Many graph algorithms operate with the concept of collapsing subgraphs into vertices or the opposite. This concept is in the VLSI world most prominently represented by the concept of hierarchy. Thus, allowing the construction of hierarchical graphs by defining rules for expanding and collapsing enables programs to choose the level of detail and complexity they need to see.

The following pseudocode gives an example for the mapping of geometry to a graph, namely the simple device graph of our FET. In this case connected components of pointsets are mapped to vertices and the relationship is subset of creates the edges.
 
 
 GATE = intersection (RX,PC); 
 DIFF = difference (RX,PC); 
 SRCDRN = intersection(boundary(GATE),DIFF); 
 GRAPH{ 
 Vertex(A) : ConnectComponent(GATE); 
 Vertex(B) : ConnectComponent(SRCDRN); 
 Vertex(C) : ConnectComponent(DIFF); 
 Edge(A,B) : SRCDRN subset of GATE; 
 Edge(B,C) : SRCDRN subset of DIFF; 
 } 
 FET { 
 Vertices(v1=A,v2=B,v3=B,v4=C,v5=C); 
 Edges([v1,v2],[v1,v3],[v2,v4],[v3,v5]); 
 Symmetry([v2,v4]<>[v3,v5]); 
 } 
 

The definition of a device with swappable pins is now simply the specification of a specific graph together with generating elements of its symmetry group. Note that a permutation of v2 with v3 is only allowed while simultaneously swapping v4 and v5. If no symmetry is specified, the device is nonswappable. An assignment which vertex is source and which is drain is possible through appropriate expressions, e.g., using attributes of the connectivity.

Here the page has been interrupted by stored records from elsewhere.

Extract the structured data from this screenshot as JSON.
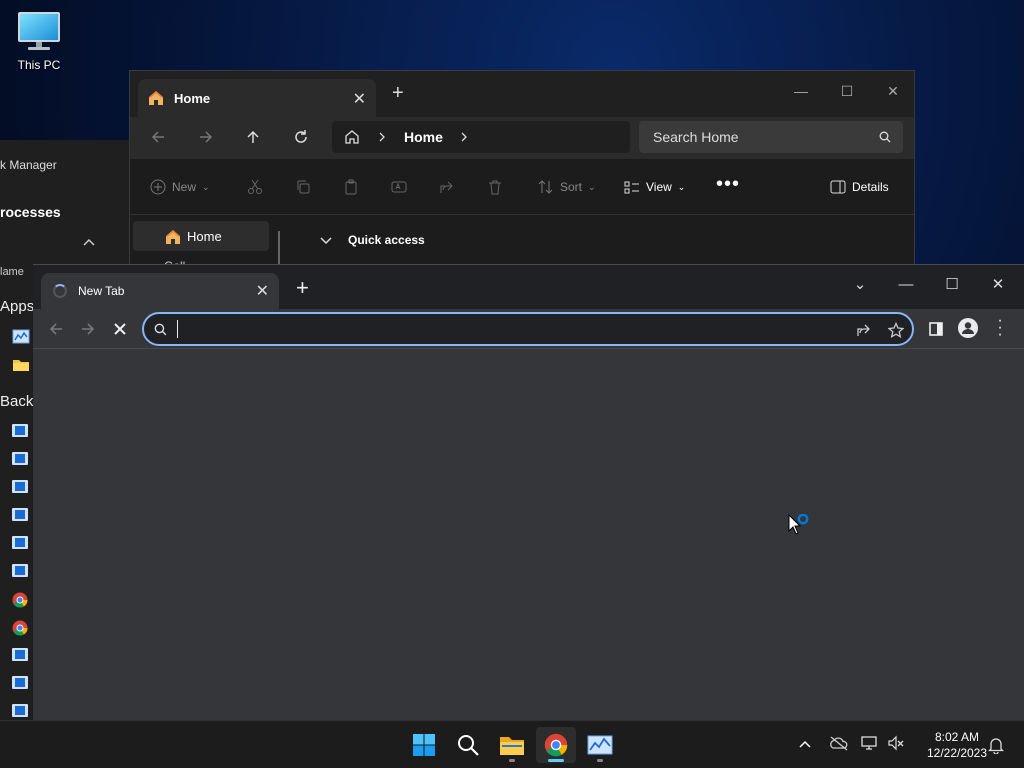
{
  "desktop": {
    "icon_label": "This PC"
  },
  "task_manager": {
    "title": "k Manager",
    "section": "rocesses",
    "column_name": "lame",
    "group_apps": "Apps",
    "group_background": "Backg"
  },
  "explorer": {
    "tab_title": "Home",
    "breadcrumb": "Home",
    "search_placeholder": "Search Home",
    "commands": {
      "new": "New",
      "sort": "Sort",
      "view": "View",
      "details": "Details"
    },
    "sidebar": {
      "home": "Home",
      "next_partial": "Gall"
    },
    "quick_access": "Quick access"
  },
  "chrome": {
    "tab_title": "New Tab",
    "omnibox_value": "",
    "omnibox_placeholder": ""
  },
  "taskbar": {
    "time": "8:02 AM",
    "date": "12/22/2023"
  },
  "colors": {
    "accent": "#60cdff",
    "chrome_focus": "#8ab4f8",
    "windows_blue": "#0078d4"
  }
}
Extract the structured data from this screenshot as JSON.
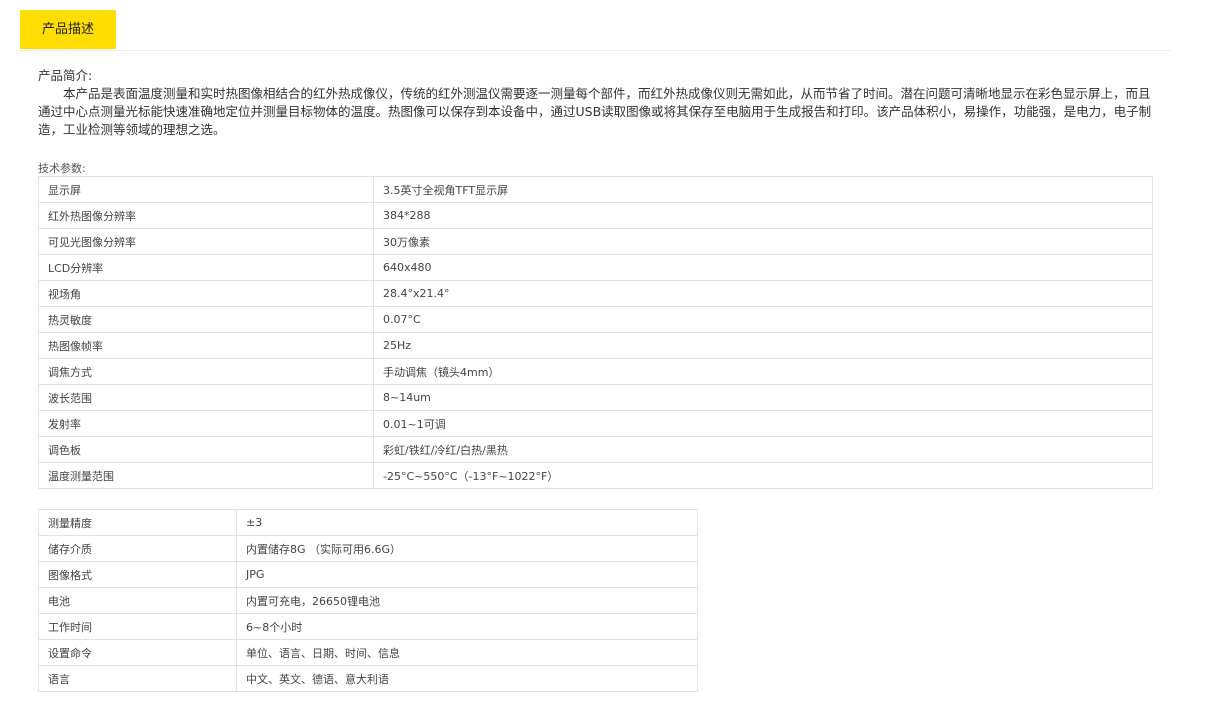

It is not difficult to extend the graph specification to describe classes of graphs, e.g., by allowing several multiple isomorphic subgraphs to be connected in parallel or in series.

Having described embodiments for a system and method for VLSI design, it is noted that modifications and variations can be made by persons skilled in the art in light of the above teachings. It is therefore to be understood that changes may be made in the particular embodiments of the invention disclosed which are within the scope and spirit of the invention as defined by the appended claims. Having thus described the invention with the details and particularity required by the patent laws, what is claimed and desired protected by Letters Patent is set forth in the appended claims.